START Extracted entries
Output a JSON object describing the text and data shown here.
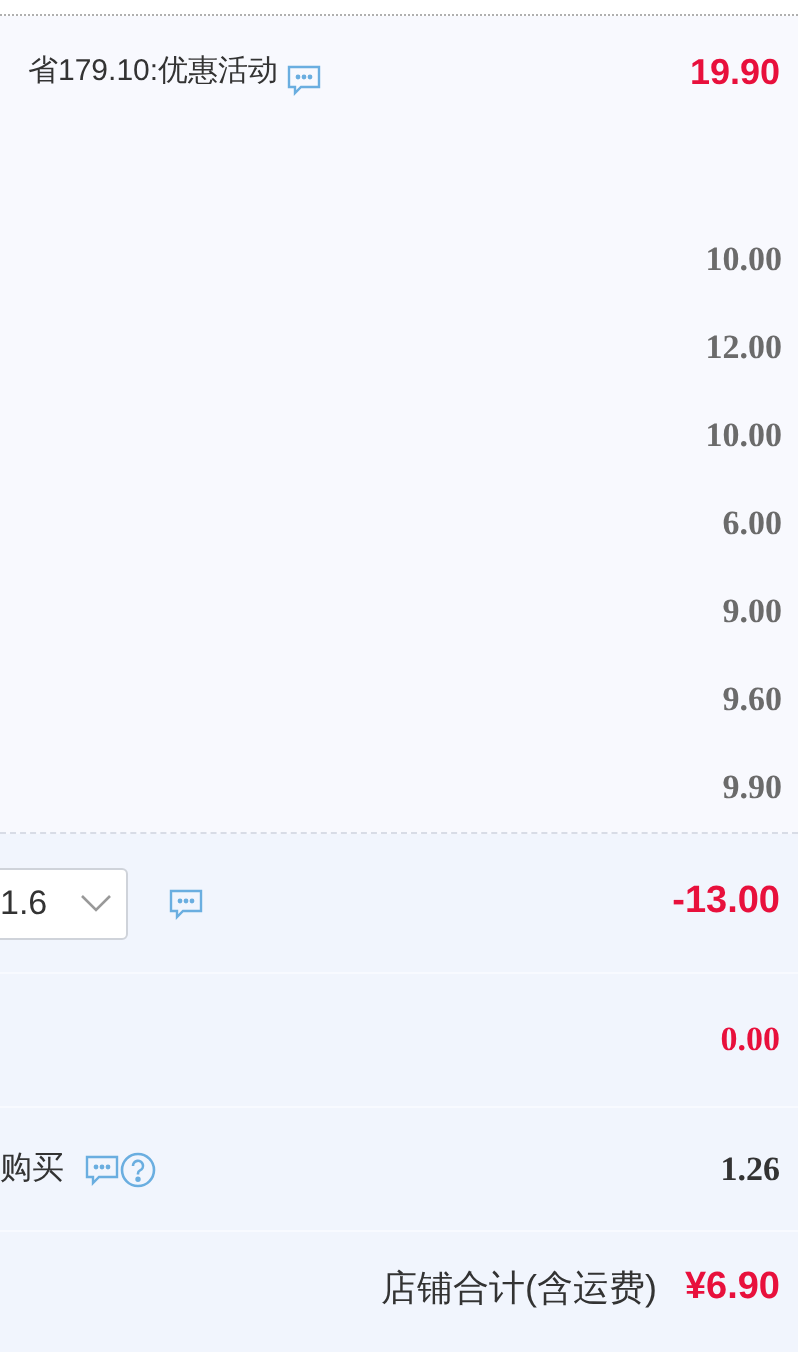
{
  "promotion": {
    "label": "省179.10:优惠活动",
    "amount": "19.90"
  },
  "item_prices": [
    "10.00",
    "12.00",
    "10.00",
    "6.00",
    "9.00",
    "9.60",
    "9.90"
  ],
  "coupon": {
    "value": "1.6",
    "amount": "-13.00"
  },
  "shipping": {
    "amount": "0.00"
  },
  "purchase": {
    "label": "购买",
    "amount": "1.26"
  },
  "total": {
    "label": "店铺合计(含运费)",
    "amount": "¥6.90"
  }
}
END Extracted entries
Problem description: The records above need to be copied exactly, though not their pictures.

Exercise answer:
Output a JSON object describing the text and data shown here.
{
  "promotion": {
    "label": "省179.10:优惠活动",
    "amount": "19.90"
  },
  "item_prices": [
    "10.00",
    "12.00",
    "10.00",
    "6.00",
    "9.00",
    "9.60",
    "9.90"
  ],
  "coupon": {
    "value": "1.6",
    "amount": "-13.00"
  },
  "shipping": {
    "amount": "0.00"
  },
  "purchase": {
    "label": "购买",
    "amount": "1.26"
  },
  "total": {
    "label": "店铺合计(含运费)",
    "amount": "¥6.90"
  }
}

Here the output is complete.